The exhibition includes many never-before-seen and recently rediscovered works from the 1960s and '70s, as well as the artist's landmark Dictionary for Building series (1974–75), composed originally of thousands of small-scale architectural maquettes. The exhibition peers through Armajani's eyes as he develops an aesthetic of exile, and asks what the role of public art in America might be today.
Rather than focus on those works that explicitly address exile and associated themes, Siah Armajani: Follow This Line identifies tactics that define this aesthetic across the trajectory of Armajani's practice. For the first time, the artist's sculptures, installations, and drawings are understood as props for public performances. Across the exhibition, props for official or institutionalized speech—such as the sermon, the political speech, the religious recitation, and the broadcast radio program—compete with props for performing magic spells, veiled calls for political activism, and poetry readings.
Accompanied by a catalogue.
To coincide with the exhibition at The Met Breuer, Public Art Fund presents a re-staging of Armajani's seminal public art installation Bridge Over Tree (1970). The installation is open February 20 through September 29, 2019, at Brooklyn Bridge Park, Empire Fulton Ferry lawn.
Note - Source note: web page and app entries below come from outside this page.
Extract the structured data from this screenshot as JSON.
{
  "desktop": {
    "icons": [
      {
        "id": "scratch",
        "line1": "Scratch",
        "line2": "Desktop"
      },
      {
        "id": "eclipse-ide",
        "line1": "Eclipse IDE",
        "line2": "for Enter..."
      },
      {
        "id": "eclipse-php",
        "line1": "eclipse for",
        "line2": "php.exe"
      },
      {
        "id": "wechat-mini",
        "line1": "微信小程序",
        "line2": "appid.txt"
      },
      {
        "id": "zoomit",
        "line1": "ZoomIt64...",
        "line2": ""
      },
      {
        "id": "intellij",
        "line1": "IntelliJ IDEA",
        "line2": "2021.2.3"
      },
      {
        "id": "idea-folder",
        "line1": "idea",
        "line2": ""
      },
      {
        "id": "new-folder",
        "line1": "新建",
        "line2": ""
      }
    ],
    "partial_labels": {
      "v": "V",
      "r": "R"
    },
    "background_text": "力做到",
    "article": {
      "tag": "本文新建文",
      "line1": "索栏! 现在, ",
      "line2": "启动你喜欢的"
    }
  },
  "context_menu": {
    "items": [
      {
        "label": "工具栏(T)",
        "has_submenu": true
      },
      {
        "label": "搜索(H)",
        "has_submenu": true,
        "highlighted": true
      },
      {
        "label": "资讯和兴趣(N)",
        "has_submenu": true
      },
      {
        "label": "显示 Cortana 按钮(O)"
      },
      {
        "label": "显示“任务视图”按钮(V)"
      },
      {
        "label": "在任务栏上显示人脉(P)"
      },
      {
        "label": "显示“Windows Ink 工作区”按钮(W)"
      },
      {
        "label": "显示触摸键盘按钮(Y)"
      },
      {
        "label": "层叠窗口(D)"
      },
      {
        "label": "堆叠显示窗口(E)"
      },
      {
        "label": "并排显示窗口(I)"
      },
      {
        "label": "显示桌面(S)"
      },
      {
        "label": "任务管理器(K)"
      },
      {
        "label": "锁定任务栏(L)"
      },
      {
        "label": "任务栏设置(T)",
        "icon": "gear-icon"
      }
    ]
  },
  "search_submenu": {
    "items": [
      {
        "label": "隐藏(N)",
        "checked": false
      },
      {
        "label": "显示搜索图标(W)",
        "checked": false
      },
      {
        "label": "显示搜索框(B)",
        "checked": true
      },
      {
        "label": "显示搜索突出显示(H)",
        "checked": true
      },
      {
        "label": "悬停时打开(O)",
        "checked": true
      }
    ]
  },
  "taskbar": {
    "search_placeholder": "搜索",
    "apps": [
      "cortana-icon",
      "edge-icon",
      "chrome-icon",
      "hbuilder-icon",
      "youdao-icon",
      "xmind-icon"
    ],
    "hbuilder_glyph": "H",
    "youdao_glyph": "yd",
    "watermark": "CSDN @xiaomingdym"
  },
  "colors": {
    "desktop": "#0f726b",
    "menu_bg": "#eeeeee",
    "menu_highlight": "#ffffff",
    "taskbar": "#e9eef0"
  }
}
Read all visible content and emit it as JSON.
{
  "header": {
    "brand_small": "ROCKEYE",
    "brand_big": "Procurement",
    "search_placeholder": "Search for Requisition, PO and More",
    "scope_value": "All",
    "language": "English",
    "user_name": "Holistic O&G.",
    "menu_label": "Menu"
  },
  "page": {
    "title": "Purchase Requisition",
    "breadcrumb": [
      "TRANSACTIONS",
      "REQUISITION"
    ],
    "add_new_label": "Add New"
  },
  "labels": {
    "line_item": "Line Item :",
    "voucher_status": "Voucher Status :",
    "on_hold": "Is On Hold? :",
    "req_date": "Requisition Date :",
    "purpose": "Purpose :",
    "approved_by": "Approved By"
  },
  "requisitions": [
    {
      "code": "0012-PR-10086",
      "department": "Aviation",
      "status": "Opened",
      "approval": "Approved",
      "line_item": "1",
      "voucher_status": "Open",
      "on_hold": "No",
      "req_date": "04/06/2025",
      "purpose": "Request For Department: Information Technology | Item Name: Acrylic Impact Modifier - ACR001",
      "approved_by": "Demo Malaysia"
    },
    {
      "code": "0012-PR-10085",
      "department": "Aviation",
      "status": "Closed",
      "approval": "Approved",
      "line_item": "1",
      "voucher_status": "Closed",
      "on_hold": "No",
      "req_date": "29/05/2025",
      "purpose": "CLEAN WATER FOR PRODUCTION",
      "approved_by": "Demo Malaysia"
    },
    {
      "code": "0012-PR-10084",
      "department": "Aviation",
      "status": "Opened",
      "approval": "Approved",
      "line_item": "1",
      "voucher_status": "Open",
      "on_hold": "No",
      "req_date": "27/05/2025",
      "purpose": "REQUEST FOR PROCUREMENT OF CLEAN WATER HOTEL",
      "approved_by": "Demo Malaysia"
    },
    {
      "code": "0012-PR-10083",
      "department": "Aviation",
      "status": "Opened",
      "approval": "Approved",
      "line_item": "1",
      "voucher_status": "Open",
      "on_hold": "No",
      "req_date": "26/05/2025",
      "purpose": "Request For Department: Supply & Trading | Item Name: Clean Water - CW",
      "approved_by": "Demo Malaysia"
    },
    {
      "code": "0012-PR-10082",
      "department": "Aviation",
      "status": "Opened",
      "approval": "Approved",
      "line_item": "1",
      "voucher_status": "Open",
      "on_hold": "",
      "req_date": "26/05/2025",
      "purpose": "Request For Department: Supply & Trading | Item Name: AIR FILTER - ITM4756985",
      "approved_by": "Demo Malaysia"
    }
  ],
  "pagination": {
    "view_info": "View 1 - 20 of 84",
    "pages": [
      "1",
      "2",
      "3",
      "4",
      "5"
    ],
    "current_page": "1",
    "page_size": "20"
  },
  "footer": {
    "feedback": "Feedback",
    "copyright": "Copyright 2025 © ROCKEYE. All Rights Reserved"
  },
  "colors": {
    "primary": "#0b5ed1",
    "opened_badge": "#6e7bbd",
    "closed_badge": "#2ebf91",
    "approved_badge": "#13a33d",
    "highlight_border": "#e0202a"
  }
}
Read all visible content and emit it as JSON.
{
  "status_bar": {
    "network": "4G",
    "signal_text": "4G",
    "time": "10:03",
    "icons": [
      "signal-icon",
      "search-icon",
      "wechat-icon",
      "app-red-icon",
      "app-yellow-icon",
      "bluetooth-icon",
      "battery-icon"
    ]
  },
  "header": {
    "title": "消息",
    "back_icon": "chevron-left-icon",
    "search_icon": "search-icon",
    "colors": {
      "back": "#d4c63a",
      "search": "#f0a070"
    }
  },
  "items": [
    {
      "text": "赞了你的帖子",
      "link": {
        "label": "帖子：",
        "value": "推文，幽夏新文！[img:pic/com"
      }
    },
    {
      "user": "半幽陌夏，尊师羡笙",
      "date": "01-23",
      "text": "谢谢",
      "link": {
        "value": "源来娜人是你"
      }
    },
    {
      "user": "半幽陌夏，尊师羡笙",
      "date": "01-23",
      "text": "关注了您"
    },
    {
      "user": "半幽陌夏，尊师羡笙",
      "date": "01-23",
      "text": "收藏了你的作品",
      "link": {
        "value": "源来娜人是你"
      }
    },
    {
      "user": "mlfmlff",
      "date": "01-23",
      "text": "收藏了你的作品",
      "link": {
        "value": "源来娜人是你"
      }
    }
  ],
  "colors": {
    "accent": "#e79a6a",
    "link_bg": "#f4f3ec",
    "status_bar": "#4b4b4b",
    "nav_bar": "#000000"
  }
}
"Armajani's creations . . . commit to their status as models, doing their work on the level of imagination . . ." —4Columns
The exhibition is organized by The Metropolitan Museum of Art, New York, and the Walker Art Center, Minneapolis.
Siah Armajani (Iranian-American, born Tehran, 1939). Details from Dictionary for Building, 1974–75. Mixed media. Collection MAMCO, Geneva